What should I do in case of an emergency in Finland?
Dial 112, free of charge.
Can I shop tax free in Finland?
Anyone permanently resident outside the EU and Norway can shop tax free in Finland, thus saving about 12 (max. 16) per cent on purchases of over 40 e.
Only stores with “tax free shopping” signs will provide customers with a cheque covering the VAT refund; this can be cashed upon leaving the last EU country visited.
What are the common shopping hours?
Most shops are open until 6 pm or 8 pm on weekdays and close between 3 pm and 6 pm on Saturdays. Some are open until 6 pm on Sundays, while others are closed.
Bigger supermarkets are open until 9 pm and smaller ones until 11 pm on weekdays, and 6 pm and 11 pm on weekends, respectively.
Exceptions occur on public holidays, bank holidays etc.
What credit cards are accepted in Finland?
American Express, Diner’s Club, Eurocard, Access, Master Card and Visa are accepted in hotels, restaurants, larger shops, and department stores. Visa Electron is also accepted in many shops and department stores.
How late are bars and night clubs open?
Most bars stop serving at 1.30 am and close at 2 am. Night clubs stop serving at 3.30 am and close at 4 am at the latest.
What is the legal drinking age in Finland?
The sale of alcohol to persons under 18 years of age is prohibited by law. People over 18 can buy alcoholic drinks such as wines and beers containing at most 22 per cent alcohol by volume.
A person aged 20 can buy alcoholic drinks of any kind from an Alko (state monopoly) store. Customers may be asked to show a passport, identification card or driving licence as proof of age.
Beer and cider is sold in supermarkets and other food stores until 9 pm every day. Wines, liquors and spirits are sold in Alko stores. Most Alko stores are open from Monday to Friday between 9 am and 8 pm, and 9 am to 6 pm on Saturdays.
Should I tip in Finnish bars and restaurants?
Tipping culture is almost non-existent in Finland, although it has become more common recently. Service charges are included in hotel room rates, restaurant and taxi prices, so tips are not expected, but can be given if you think the service has been especially good.
I’ve heard there are some nasty mosquitoes in Finland, is it true?
Finnish mosquitoes are a nuisance rather than a hazard, but there can be quite many at times during the summer. There are practically no mosquitoes in cities, as they mostly bother you in the countryside in the northern parts of the country. The mosquitoes are not dangerous, and repellent is available in shops, supermarkets and pharmacies.

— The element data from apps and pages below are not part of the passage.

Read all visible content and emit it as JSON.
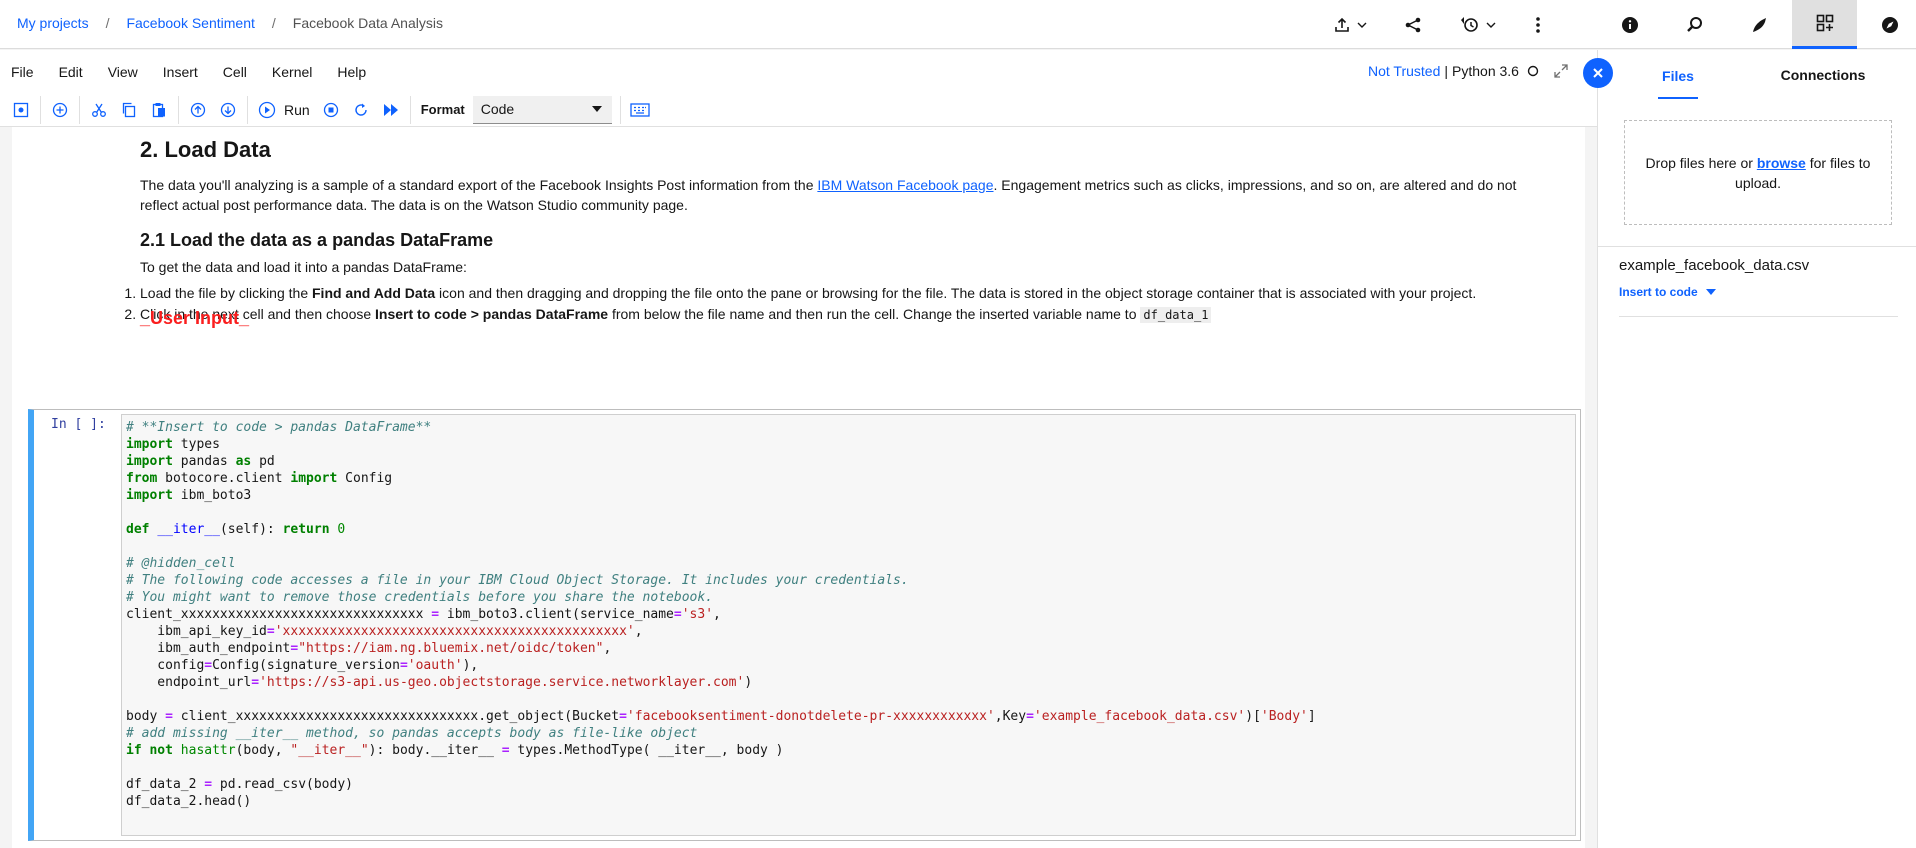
{
  "breadcrumb": {
    "items": [
      "My projects",
      "Facebook Sentiment"
    ],
    "current": "Facebook Data Analysis",
    "separator": "/"
  },
  "top_actions": [
    "upload-icon",
    "share-icon",
    "version-history-icon",
    "overflow-menu-icon"
  ],
  "right_tabs": [
    "info-icon",
    "find-replace-icon",
    "environment-icon",
    "data-assets-icon",
    "explore-icon"
  ],
  "menu": {
    "items": [
      "File",
      "Edit",
      "View",
      "Insert",
      "Cell",
      "Kernel",
      "Help"
    ]
  },
  "kernel": {
    "trust": "Not Trusted",
    "divider": "|",
    "name": "Python 3.6"
  },
  "toolbar": {
    "run_label": "Run",
    "format_label": "Format",
    "format_value": "Code"
  },
  "notebook": {
    "h2": "2. Load Data",
    "p1_before": "The data you'll analyzing is a sample of a standard export of the Facebook Insights Post information from the ",
    "p1_link": "IBM Watson Facebook page",
    "p1_after": ". Engagement metrics such as clicks, impressions, and so on, are altered and do not reflect actual post performance data. The data is on the Watson Studio community page.",
    "h3": "2.1 Load the data as a pandas DataFrame",
    "p2": "To get the data and load it into a pandas DataFrame:",
    "li1_a": "Load the file by clicking the ",
    "li1_b": "Find and Add Data",
    "li1_c": " icon and then dragging and dropping the file onto the pane or browsing for the file. The data is stored in the object storage container that is associated with your project.",
    "li2_a": "Click in the next cell and then choose ",
    "li2_b": "Insert to code > pandas DataFrame",
    "li2_c": " from below the file name and then run the cell. Change the inserted variable name to ",
    "li2_code": "df_data_1",
    "user_input": "_User Input_"
  },
  "cell": {
    "prompt": "In [ ]:",
    "code": [
      "# **Insert to code > pandas DataFrame**",
      "import types",
      "import pandas as pd",
      "from botocore.client import Config",
      "import ibm_boto3",
      "",
      "def __iter__(self): return 0",
      "",
      "# @hidden_cell",
      "# The following code accesses a file in your IBM Cloud Object Storage. It includes your credentials.",
      "# You might want to remove those credentials before you share the notebook.",
      "client_xxxxxxxxxxxxxxxxxxxxxxxxxxxxxxx = ibm_boto3.client(service_name='s3',",
      "    ibm_api_key_id='xxxxxxxxxxxxxxxxxxxxxxxxxxxxxxxxxxxxxxxxxxxx',",
      "    ibm_auth_endpoint=\"https://iam.ng.bluemix.net/oidc/token\",",
      "    config=Config(signature_version='oauth'),",
      "    endpoint_url='https://s3-api.us-geo.objectstorage.service.networklayer.com')",
      "",
      "body = client_xxxxxxxxxxxxxxxxxxxxxxxxxxxxxxx.get_object(Bucket='facebooksentiment-donotdelete-pr-xxxxxxxxxxxx',Key='example_facebook_data.csv')['Body']",
      "# add missing __iter__ method, so pandas accepts body as file-like object",
      "if not hasattr(body, \"__iter__\"): body.__iter__ = types.MethodType( __iter__, body )",
      "",
      "df_data_2 = pd.read_csv(body)",
      "df_data_2.head()"
    ]
  },
  "panel": {
    "tabs": [
      "Files",
      "Connections"
    ],
    "drop_before": "Drop files here or ",
    "drop_link": "browse",
    "drop_after": " for files to upload.",
    "file_name": "example_facebook_data.csv",
    "insert_label": "Insert to code"
  },
  "colors": {
    "accent": "#0f62fe",
    "cell_border": "#42a5f5",
    "user_input": "#fa1e1e"
  }
}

Santa’s beard – is it fake?
What kind of a question is that? Of course not!
- Population: 5,4 million
- Capital: Helsinki (1,25 inhabitants in metropolitan area)
- Type of state: Independent republic since December 6th, 1917.
- Head of state: President of the Republic, elected every six years. Current president is Sauli Niinistö.
- Official Languages: Finnish, Swedish
- Currency: Euro
- Member of the EU: since 1995
- Lakes: 188 000
- Islands: 180 000
- National parks: 37
- Time Zone: GMT + 2 hrs
- Traffic and driving: Right-hand traffic, no road tolls. Headlights must be used at all times. Snow tires are obligatory from December to February.